31. The OLED of claim 30, comprising a compound of formula (XI) or (XI*): wherein:

T is NR57, S, O, or PR57;
R57 is an aryl, a heteroaryl, an alkyl, a cycloalkyl, or a heterocycloalkyl;
Q′ is —NR58R59, —P(O)R60R61, —PR62R63, —S(O)2R64, —S(O)R65, —SR66, or —OR67;
R70, R71, and R72 are each independently an aryl, a heteroaryl, an alkyl, a cycloalkyl, a heterocycloalkyl, wherein of at least one of the radicals R70, R71, and R72 comprises at least two carbon atoms or OR73;
R55 and R56 are each independently an alkyl, a cycloalkyl, a heterocycloalkyl, an aryl, a heteroaryl, a group Q or a group with donor or acceptor action;
a′ and b′ are each independently 0, 1, 2, or 3 in formula (XI); and a′ is 0, 1, or 2 and b′ is 0, 1, 2, 3, or 4 in formula (XI*);
R58 and R59 together with the nitrogen atom form a cyclic radical comprising 3 to 10 ring atoms and optionally substituted with one or more substitutents selected from the group consisting of an alkyl, a cycloalkyl, a heterocycloalkyl, an aryl, a heteroaryl, and a group with donor or acceptor action and optionally fused to a further cyclic radicals comprising 3 to 10 ring atoms, where the fused radicals may be unsubstituted or substituted by one or more substituents selected from the group consisting of an alkyl, a cycloalkyl, a heterocycloalkyl, an aryl, a heteroaryl, and a group with donor or acceptor action;
R73 is independently SiR74R75R76, an aryl, a heteroaryl, an alkyl, a cycloalkyl, or heterocycloalkyl, optionally substituted with a group OR77;
R77 is independently SiR74R75R76, an aryl, a heteroaryl, an alkyl, a cycloalkyl, or a heterocycloalkyl;
R60, R61, R62, R63, R64, R65, R66, R67, R74, R75, and R76 are each independently an aryl, a heteroaryl, an alkyl, a cycloalkyl, or a heterocycloalkyl,
or
two units of at least one formulae selected from the group consisting of formula (XI) and formula (XI*) are bridged by a linear or branched, saturated or unsaturated bridge, optionally interrupted by a heteroatom or 0, wherein the bridge is bonded in the at least one formulae (XI) and (XI*) each time instead of R71 to the Si-atoms.

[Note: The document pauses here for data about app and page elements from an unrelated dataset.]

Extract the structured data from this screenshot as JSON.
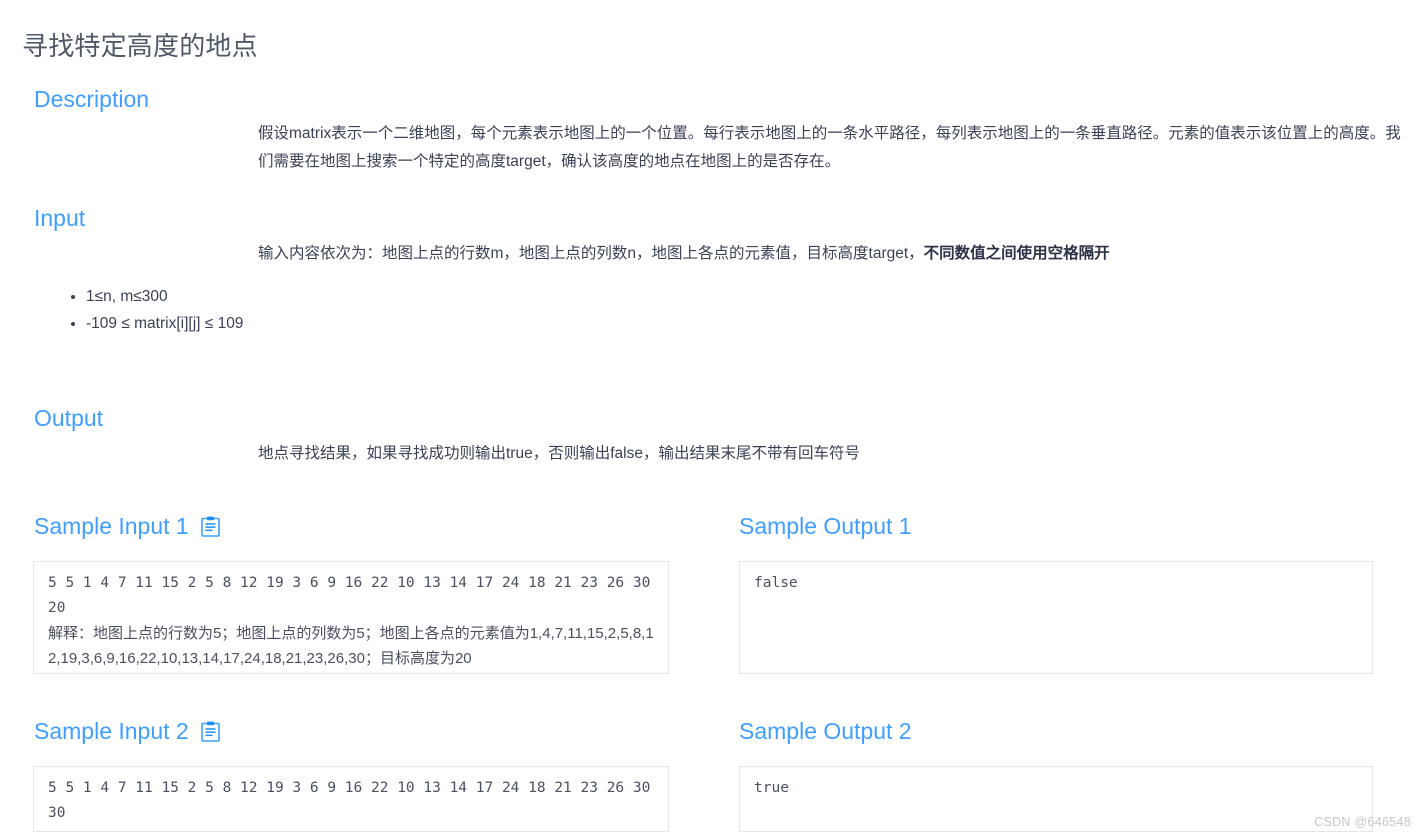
{
  "page": {
    "title": "寻找特定高度的地点",
    "watermark": "CSDN @646548",
    "accent_color": "#409eff",
    "title_color": "#4f5968",
    "text_color": "#3b4256",
    "code_border_color": "#e6e6e6"
  },
  "sections": {
    "description": {
      "heading": "Description",
      "paragraph": "假设matrix表示一个二维地图，每个元素表示地图上的一个位置。每行表示地图上的一条水平路径，每列表示地图上的一条垂直路径。元素的值表示该位置上的高度。我们需要在地图上搜索一个特定的高度target，确认该高度的地点在地图上的是否存在。"
    },
    "input": {
      "heading": "Input",
      "paragraph_normal": "输入内容依次为：地图上点的行数m，地图上点的列数n，地图上各点的元素值，目标高度target，",
      "paragraph_bold": "不同数值之间使用空格隔开",
      "constraints": [
        "1≤n, m≤300",
        "-109 ≤ matrix[i][j] ≤ 109"
      ]
    },
    "output": {
      "heading": "Output",
      "paragraph": "地点寻找结果，如果寻找成功则输出true，否则输出false，输出结果末尾不带有回车符号"
    }
  },
  "samples": [
    {
      "input_label": "Sample Input 1",
      "copy_icon": "clipboard-copy-icon",
      "input_lines": [
        "5 5 1 4 7 11 15 2 5 8 12 19 3 6 9 16 22 10 13 14 17 24 18 21 23 26 30",
        "20"
      ],
      "input_explanation_prefix": "解释：地图上点的行数为",
      "input_explanation": "解释：地图上点的行数为5；地图上点的列数为5；地图上各点的元素值为1,4,7,11,15,2,5,8,12,19,3,6,9,16,22,10,13,14,17,24,18,21,23,26,30；目标高度为20",
      "output_label": "Sample Output 1",
      "output_lines": [
        "false"
      ]
    },
    {
      "input_label": "Sample Input 2",
      "copy_icon": "clipboard-copy-icon",
      "input_lines": [
        "5 5 1 4 7 11 15 2 5 8 12 19 3 6 9 16 22 10 13 14 17 24 18 21 23 26 30",
        "30"
      ],
      "input_explanation": "",
      "output_label": "Sample Output 2",
      "output_lines": [
        "true"
      ]
    }
  ]
}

32. The OLED of claim 31, wherein, in formulae (XI) or (XI*), at least one selected from the group consisting of R70, R71, and R72 is an aromatic unit of at least one formulae selected from the group consisting of formula (XIi) and formula (XIi*):

33. A light-emitting layer, comprising a heteroleptic complex of claim 23.

34. An OLED, comprising the light-emitting layer of claim 33.

35. The OLED of claim 29, comprising:

an electron-transporting layer comprising a first material and a second material, which is different from the first, wherein at least one the first and second material is electron-conductive.

36. The OLED of claim 35, wherein the electron-transporting layer comprises a phenanthroline derivative.

37. The OLED of claim 36, wherein the electron-transporting layer further comprises an alkali metal hydroxyquinolate complex.

38. A device, comprising the OLED of claim 29, wherein the device is selected from the group consisting of an illuminating element, a stationary visual display unit, and a mobile visual display unit.

Patent History
Publication number: 20200373503
Type: Application
Filed: Mar 6, 2019
Publication Date: Nov 26, 2020
Applicants: BASF SE (Ludwigshafen), OLEDWORKS GMBH (Aachen), OSRAM OLEO GMBH (Regensburg)
Inventors: Evelyn FUCHS (Mannheim), Oliver MOLT (Weinheim), Korinna DORMANN (Bad Duerkheim), Thomas GESSNER (Heidelberg), Nicolle LANGER (Heppenheim), lngo MUENSTER (Boehl-lggelheim), JianQiang Qu (Shanghai), Christian LENNARTZ (Schifferstadt), Christian SCHILDKNECHT (Mannheim), Soichi WATANABE (Mannheim), Gerhard WAGENBLAST (Wachenheim), Guenter SCHMID (Hemhofen), Herbert Friedrich BOERNER (Aachen), Volker van ELSBERGEN (Aachen)
Application Number: 16/294,403
Classifications
International Classification: H01L 51/00 (20060101); C07F 15/00 (20060101);